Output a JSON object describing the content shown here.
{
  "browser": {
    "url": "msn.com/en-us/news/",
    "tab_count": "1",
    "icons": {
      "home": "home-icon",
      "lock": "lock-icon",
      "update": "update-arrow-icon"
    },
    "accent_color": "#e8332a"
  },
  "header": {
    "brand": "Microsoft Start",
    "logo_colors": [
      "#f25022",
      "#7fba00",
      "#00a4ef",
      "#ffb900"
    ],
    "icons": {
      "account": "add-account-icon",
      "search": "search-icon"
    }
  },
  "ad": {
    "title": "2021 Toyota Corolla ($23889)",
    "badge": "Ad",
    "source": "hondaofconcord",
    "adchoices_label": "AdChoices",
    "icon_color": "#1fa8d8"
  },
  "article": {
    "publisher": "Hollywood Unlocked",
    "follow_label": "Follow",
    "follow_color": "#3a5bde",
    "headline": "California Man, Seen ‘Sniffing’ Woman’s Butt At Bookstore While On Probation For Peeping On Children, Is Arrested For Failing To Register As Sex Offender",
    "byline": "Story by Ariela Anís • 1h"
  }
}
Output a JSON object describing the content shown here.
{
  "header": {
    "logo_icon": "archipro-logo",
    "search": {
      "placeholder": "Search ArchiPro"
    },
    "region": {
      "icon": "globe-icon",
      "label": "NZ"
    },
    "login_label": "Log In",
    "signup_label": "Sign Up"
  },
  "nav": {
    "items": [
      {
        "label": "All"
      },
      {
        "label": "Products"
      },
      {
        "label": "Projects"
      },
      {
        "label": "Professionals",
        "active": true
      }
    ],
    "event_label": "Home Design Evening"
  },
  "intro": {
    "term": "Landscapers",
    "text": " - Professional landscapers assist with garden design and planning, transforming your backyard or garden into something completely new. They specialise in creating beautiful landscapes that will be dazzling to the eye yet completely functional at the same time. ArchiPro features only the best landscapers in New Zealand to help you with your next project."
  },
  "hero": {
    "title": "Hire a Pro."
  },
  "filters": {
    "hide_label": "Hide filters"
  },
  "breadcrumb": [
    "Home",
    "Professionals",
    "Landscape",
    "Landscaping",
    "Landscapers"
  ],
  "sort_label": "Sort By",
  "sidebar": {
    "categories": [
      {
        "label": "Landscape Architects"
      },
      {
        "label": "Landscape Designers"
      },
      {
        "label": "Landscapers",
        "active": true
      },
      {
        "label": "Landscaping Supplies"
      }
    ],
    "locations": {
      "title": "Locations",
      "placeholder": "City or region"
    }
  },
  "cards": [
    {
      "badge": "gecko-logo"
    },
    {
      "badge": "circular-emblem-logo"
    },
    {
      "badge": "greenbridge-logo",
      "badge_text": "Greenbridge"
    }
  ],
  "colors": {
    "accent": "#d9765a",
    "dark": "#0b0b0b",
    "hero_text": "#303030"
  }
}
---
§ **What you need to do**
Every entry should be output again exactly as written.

§ **Answer to the exercise**
Output a JSON object describing the content shown here.
{
  "browser": {
    "url": "msn.com/en-us/news/",
    "tab_count": "1",
    "icons": {
      "home": "home-icon",
      "lock": "lock-icon",
      "update": "update-arrow-icon"
    },
    "accent_color": "#e8332a"
  },
  "header": {
    "brand": "Microsoft Start",
    "logo_colors": [
      "#f25022",
      "#7fba00",
      "#00a4ef",
      "#ffb900"
    ],
    "icons": {
      "account": "add-account-icon",
      "search": "search-icon"
    }
  },
  "ad": {
    "title": "2021 Toyota Corolla ($23889)",
    "badge": "Ad",
    "source": "hondaofconcord",
    "adchoices_label": "AdChoices",
    "icon_color": "#1fa8d8"
  },
  "article": {
    "publisher": "Hollywood Unlocked",
    "follow_label": "Follow",
    "follow_color": "#3a5bde",
    "headline": "California Man, Seen ‘Sniffing’ Woman’s Butt At Bookstore While On Probation For Peeping On Children, Is Arrested For Failing To Register As Sex Offender",
    "byline": "Story by Ariela Anís • 1h"
  }
}
Output a JSON object describing the content shown here.
{
  "header": {
    "logo_icon": "archipro-logo",
    "search": {
      "placeholder": "Search ArchiPro"
    },
    "region": {
      "icon": "globe-icon",
      "label": "NZ"
    },
    "login_label": "Log In",
    "signup_label": "Sign Up"
  },
  "nav": {
    "items": [
      {
        "label": "All"
      },
      {
        "label": "Products"
      },
      {
        "label": "Projects"
      },
      {
        "label": "Professionals",
        "active": true
      }
    ],
    "event_label": "Home Design Evening"
  },
  "intro": {
    "term": "Landscapers",
    "text": " - Professional landscapers assist with garden design and planning, transforming your backyard or garden into something completely new. They specialise in creating beautiful landscapes that will be dazzling to the eye yet completely functional at the same time. ArchiPro features only the best landscapers in New Zealand to help you with your next project."
  },
  "hero": {
    "title": "Hire a Pro."
  },
  "filters": {
    "hide_label": "Hide filters"
  },
  "breadcrumb": [
    "Home",
    "Professionals",
    "Landscape",
    "Landscaping",
    "Landscapers"
  ],
  "sort_label": "Sort By",
  "sidebar": {
    "categories": [
      {
        "label": "Landscape Architects"
      },
      {
        "label": "Landscape Designers"
      },
      {
        "label": "Landscapers",
        "active": true
      },
      {
        "label": "Landscaping Supplies"
      }
    ],
    "locations": {
      "title": "Locations",
      "placeholder": "City or region"
    }
  },
  "cards": [
    {
      "badge": "gecko-logo"
    },
    {
      "badge": "circular-emblem-logo"
    },
    {
      "badge": "greenbridge-logo",
      "badge_text": "Greenbridge"
    }
  ],
  "colors": {
    "accent": "#d9765a",
    "dark": "#0b0b0b",
    "hero_text": "#303030"
  }
}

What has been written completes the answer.